Course Staff
Compiler Architecture

This course covers the design and implementation of compiler and runtime systems for high-level languages, and examines the interaction between language design, compiler design, and runtime organization. Topics covered include lexical and syntactic analysis, semantic analysis, type-checking, program analysis, code generation and optimization, memory management, and runtime organization.

Compilers and principles of compiling are one fundamental core aspect of computer science. Compilers and several other parts of compiler technology (especially parsing, transformation, analysis, and optimization) play important roles in many systems built every day. The knowledge gained in this course should be broad enough that if you are confronted with the task of contributing to the implementation of a real compiler in the field or similar technology, you should be able to do so confidently and quickly.

15-213 Introduction to Computer Systems
Students are expected to have significant experience in a high-level programming language
TEXT: (optional)

Andrew W. Appel,
Modern Compiler Implementation in ML.
Cambridge University Press, 2004.
ISBN 978-0521607643

William M. Waite and Gerhard Goos.
Compiler Construction.
© 1995 Springer.
© 1996 William M. Waite and Gerhard Goos.
The content of Compiler Construction is made available via the Web by permission of the authors as a service to the community and only for educational purposes.

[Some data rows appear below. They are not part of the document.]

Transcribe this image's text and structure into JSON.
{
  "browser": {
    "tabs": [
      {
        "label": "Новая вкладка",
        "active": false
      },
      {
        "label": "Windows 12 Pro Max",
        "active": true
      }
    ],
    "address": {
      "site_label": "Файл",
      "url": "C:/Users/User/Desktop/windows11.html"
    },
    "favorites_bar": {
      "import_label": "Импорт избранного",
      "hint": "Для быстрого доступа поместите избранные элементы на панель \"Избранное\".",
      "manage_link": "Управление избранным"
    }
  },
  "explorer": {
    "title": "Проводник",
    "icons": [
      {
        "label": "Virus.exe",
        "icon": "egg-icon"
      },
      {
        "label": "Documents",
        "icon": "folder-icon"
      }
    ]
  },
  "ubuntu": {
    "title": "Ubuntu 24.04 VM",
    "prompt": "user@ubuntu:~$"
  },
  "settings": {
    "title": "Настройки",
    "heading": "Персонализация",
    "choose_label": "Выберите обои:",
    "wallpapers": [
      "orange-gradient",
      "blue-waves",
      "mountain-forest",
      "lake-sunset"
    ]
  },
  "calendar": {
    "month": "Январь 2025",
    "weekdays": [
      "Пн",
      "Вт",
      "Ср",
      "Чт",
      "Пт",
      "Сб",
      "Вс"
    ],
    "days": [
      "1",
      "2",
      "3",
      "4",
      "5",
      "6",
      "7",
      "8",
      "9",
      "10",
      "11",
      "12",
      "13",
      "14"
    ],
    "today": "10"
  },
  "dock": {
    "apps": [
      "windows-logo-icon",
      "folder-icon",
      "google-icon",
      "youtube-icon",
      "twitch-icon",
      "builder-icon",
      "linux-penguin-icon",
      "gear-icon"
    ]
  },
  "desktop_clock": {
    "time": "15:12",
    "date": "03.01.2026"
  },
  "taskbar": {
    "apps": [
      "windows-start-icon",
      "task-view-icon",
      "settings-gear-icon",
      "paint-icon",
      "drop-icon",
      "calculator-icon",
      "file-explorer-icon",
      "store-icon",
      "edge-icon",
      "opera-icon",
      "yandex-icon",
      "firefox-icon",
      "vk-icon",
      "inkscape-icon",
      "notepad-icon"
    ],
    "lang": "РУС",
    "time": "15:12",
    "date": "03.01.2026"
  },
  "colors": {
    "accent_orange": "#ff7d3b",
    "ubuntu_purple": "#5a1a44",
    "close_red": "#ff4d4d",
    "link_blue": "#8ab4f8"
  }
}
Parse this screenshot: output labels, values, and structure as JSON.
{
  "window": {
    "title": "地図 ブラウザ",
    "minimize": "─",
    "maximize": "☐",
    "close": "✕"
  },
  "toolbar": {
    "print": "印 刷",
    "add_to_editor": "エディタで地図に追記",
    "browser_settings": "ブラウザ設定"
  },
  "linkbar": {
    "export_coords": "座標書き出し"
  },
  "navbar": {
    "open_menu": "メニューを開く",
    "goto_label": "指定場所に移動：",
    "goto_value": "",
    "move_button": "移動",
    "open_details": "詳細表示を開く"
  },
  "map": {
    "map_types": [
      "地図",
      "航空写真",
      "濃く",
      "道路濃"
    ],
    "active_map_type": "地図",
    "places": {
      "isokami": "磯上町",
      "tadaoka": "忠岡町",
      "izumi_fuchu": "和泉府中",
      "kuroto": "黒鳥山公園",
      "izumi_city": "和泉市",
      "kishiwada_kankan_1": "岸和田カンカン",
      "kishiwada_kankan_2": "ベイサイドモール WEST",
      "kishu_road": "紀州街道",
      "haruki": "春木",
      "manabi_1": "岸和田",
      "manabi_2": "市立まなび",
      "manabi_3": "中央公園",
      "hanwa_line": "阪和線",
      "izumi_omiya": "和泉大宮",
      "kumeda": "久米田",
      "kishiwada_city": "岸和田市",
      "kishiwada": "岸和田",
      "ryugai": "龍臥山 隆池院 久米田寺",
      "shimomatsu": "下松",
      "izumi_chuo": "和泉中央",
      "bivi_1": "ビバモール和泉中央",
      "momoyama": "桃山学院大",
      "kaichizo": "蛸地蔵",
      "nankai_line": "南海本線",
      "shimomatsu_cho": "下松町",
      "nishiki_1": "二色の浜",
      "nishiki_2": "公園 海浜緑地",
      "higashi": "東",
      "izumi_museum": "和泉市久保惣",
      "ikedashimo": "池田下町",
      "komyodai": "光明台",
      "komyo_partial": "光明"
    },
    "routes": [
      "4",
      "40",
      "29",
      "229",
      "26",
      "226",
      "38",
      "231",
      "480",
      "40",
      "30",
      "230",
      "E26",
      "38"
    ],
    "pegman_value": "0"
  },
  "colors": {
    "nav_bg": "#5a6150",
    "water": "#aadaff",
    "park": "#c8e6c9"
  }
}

Grading will be based on a set of homework assignments (30%) and labs (70%). There are 6 labs worth a total of 700 points. Labs can be done individually or in pairs. There are 5 written assignments worth a total of 300 points. Written assignments must be done individually. There will be no midterm or final exams.